From Abracadabra to Zombies
UFOs (unidentified flying objects)
In a nutshell: UFOs are unidentified flying objects that some people think are spaceships from other planets.
A UFO is an unidentified flying object that many people think might be spaceships run by aliens.
Most scientists think that UFOs are most likely things like meteors, satellites burning up, the planet Venus, flocks of birds, aircraft, car lights, weather balloons, reflections, or tricks. One of the tricks is to make fake photos of flying objects. Another trick is to set loose balloons with candles in little crates beneath them.
The closest star to Earth (other than the Sun) is Alpha Centauri. It's about 4 light-years away. Traveling at the speed of light is easy for a photon, but our fastest spacecraft, Voyager, travels at about 40,000 miles an hour. It would take 70,000 years to get to Alpha Centauri on Voyager. If you had been born in Stone Age times and were able to live until you counted to 70,000 by months, you'd still be alive.
Even traveling at one million miles an hour, it would take more than 2,500 years to get there. (Imagine the ancient Greek philosopher and mathematician Pythagoras getting on a spaceship in 500 BCE. Some 50 generations later one of his descendents is born on the ship as it pulls into orbit around a star in Alpha Centauri in 2011.) To get there in twenty-five years would require traveling at more than 100 million miles an hour for the entire trip.
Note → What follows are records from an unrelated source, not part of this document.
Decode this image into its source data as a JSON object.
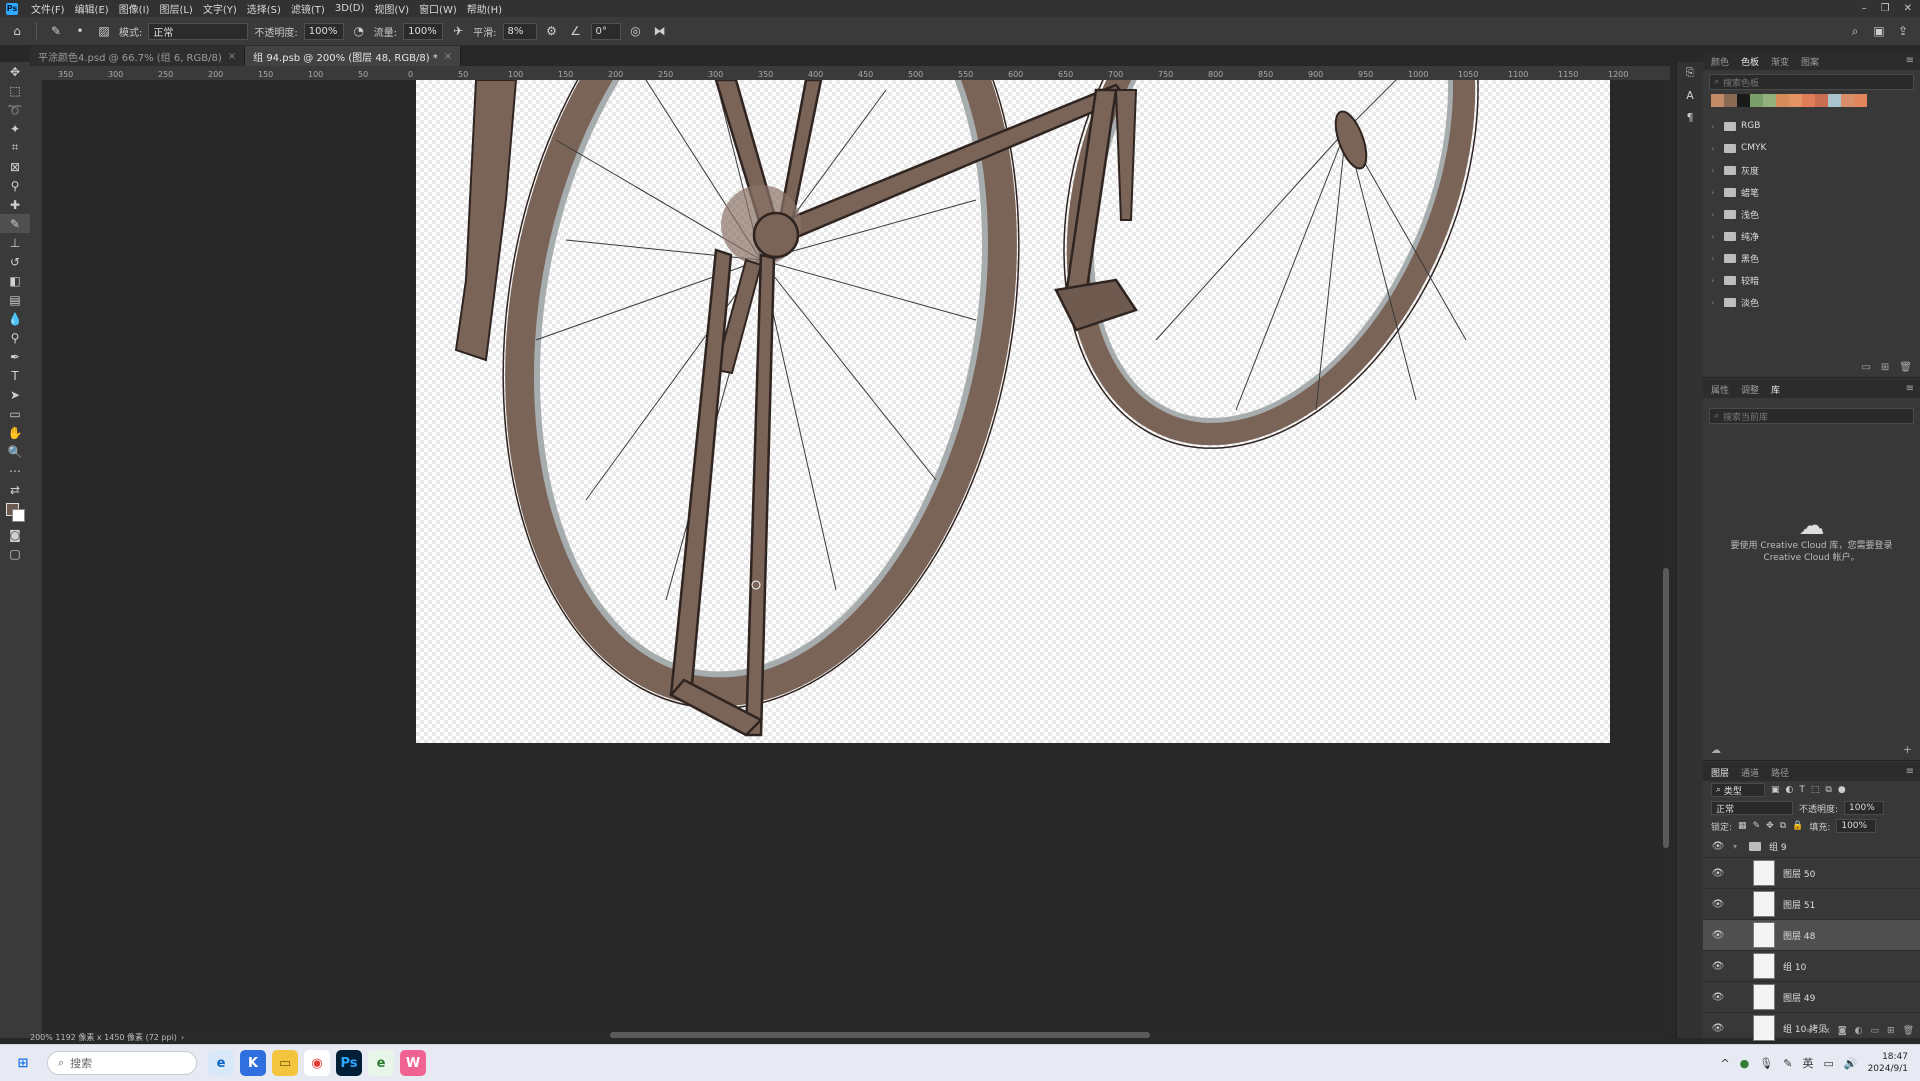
{
  "menubar": {
    "logo": "Ps",
    "items": [
      "文件(F)",
      "编辑(E)",
      "图像(I)",
      "图层(L)",
      "文字(Y)",
      "选择(S)",
      "滤镜(T)",
      "3D(D)",
      "视图(V)",
      "窗口(W)",
      "帮助(H)"
    ]
  },
  "options": {
    "mode_label": "模式:",
    "mode_value": "正常",
    "opacity_label": "不透明度:",
    "opacity_value": "100%",
    "flow_label": "流量:",
    "flow_value": "100%",
    "smooth_label": "平滑:",
    "smooth_value": "8%",
    "angle_value": "0°"
  },
  "tabs": [
    {
      "label": "平涂颜色4.psd @ 66.7% (组 6, RGB/8)",
      "close": "×"
    },
    {
      "label": "组 94.psb @ 200% (图层 48, RGB/8) *",
      "close": "×"
    }
  ],
  "ruler": {
    "top_ticks": [
      "350",
      "300",
      "250",
      "200",
      "150",
      "100",
      "50",
      "0",
      "50",
      "100",
      "150",
      "200",
      "250",
      "300",
      "350",
      "400",
      "450",
      "500",
      "550",
      "600",
      "650",
      "700",
      "750",
      "800",
      "850",
      "900",
      "950",
      "1000",
      "1050",
      "1100",
      "1150",
      "1200"
    ]
  },
  "status": {
    "text": "200%   1192 像素 x 1450 像素 (72 ppi)",
    "arrow": "›"
  },
  "color_panel": {
    "tabs": [
      "颜色",
      "色板",
      "渐变",
      "图案"
    ],
    "search_placeholder": "搜索色板",
    "swatches": [
      "#c28a66",
      "#8a6a52",
      "#1a1a1a",
      "#7b9e6b",
      "#93b07d",
      "#d78a5a",
      "#e49462",
      "#e07c58",
      "#c86c52",
      "#a9c4cc",
      "#d9906a",
      "#e0855e"
    ],
    "groups": [
      "RGB",
      "CMYK",
      "灰度",
      "蜡笔",
      "浅色",
      "纯净",
      "黑色",
      "较暗",
      "淡色"
    ]
  },
  "library_panel": {
    "tabs": [
      "属性",
      "调整",
      "库"
    ],
    "search_placeholder": "搜索当前库",
    "empty_line1": "要使用 Creative Cloud 库，您需要登录",
    "empty_line2": "Creative Cloud 帐户。"
  },
  "layers_panel": {
    "tabs": [
      "图层",
      "通道",
      "路径"
    ],
    "filter_label": "类型",
    "blend_mode": "正常",
    "opacity_label": "不透明度:",
    "opacity_value": "100%",
    "lock_label": "锁定:",
    "fill_label": "填充:",
    "fill_value": "100%",
    "group_name": "组 9",
    "layers": [
      {
        "name": "图层 50",
        "selected": false
      },
      {
        "name": "图层 51",
        "selected": false
      },
      {
        "name": "图层 48",
        "selected": true
      },
      {
        "name": "组 10",
        "selected": false
      },
      {
        "name": "图层 49",
        "selected": false
      },
      {
        "name": "组 10 拷贝",
        "selected": false
      }
    ]
  },
  "taskbar": {
    "search_placeholder": "搜索",
    "time": "18:47",
    "date": "2024/9/1",
    "ime": "英"
  },
  "colors": {
    "bike_fill": "#7a6458",
    "bike_stroke": "#2f2420",
    "rim_highlight": "#a7adae",
    "canvas_bg": "#282828",
    "panel_bg": "#383838"
  }
}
If you could travel at 100 million miles an hour you could make it to the Sun and back in about an hour and 45 minutes. The spacecraft would have to be built of some mighty fine stuff to endure such speeds for such a length of time. And there'd be no repair shops on the way. But the main problem for travel between stars is the fuel, the energy needed to get there. Estimates range from one to 100 times the total energy output of our entire planet for a year would be needed to travel to a star 4 light-years away. We couldn't do it with nuclear fission because our spacecraft would have to carry thousands or millions of nuclear power plants on its wings! We could do it if we could produce energy the way the Sun does, by nuclear fusion. If we could collect and use all the energy the Sun produces in just one second, we'd have enough energy to last about 500,000 years! Unfortunately, we'd burn to a crisp if our spaceship produced energy the way the Sun does. Maybe someday we'll figure out a way to provide enough energy to travel to a planet outside of our solar system.
Despite the problems that would face anyone on any planet from traveling to other star systems or galaxies, it is not impossible. Perhaps there are beings who can travel at very fast speeds and have the technology and the raw materials to build vessels that can travel here from other solar systems.
Given the size and age of the visible universe, though, it seems likely that if any creatures were able to travel to distant solar systems some of them would have done it by now. If any have done it by now, the chances of them picking our star (the Sun) and our planet out of the zillions to pick from seems pretty slim.
It's kind of sad to think that there might be millions of planets with all kinds of interesting creatures on them that we'll never know about. And they'll never know about us. That won't stop us from using our imagination and making up stories about space travel to far off galaxies. We may not be able to explore other planets in other galaxies, but we can explore possibilities with our minds. In the meantime, there is still a lot to explore on planets in our own solar system like Mars. And don't forget, we still don't know everything about planet Earth!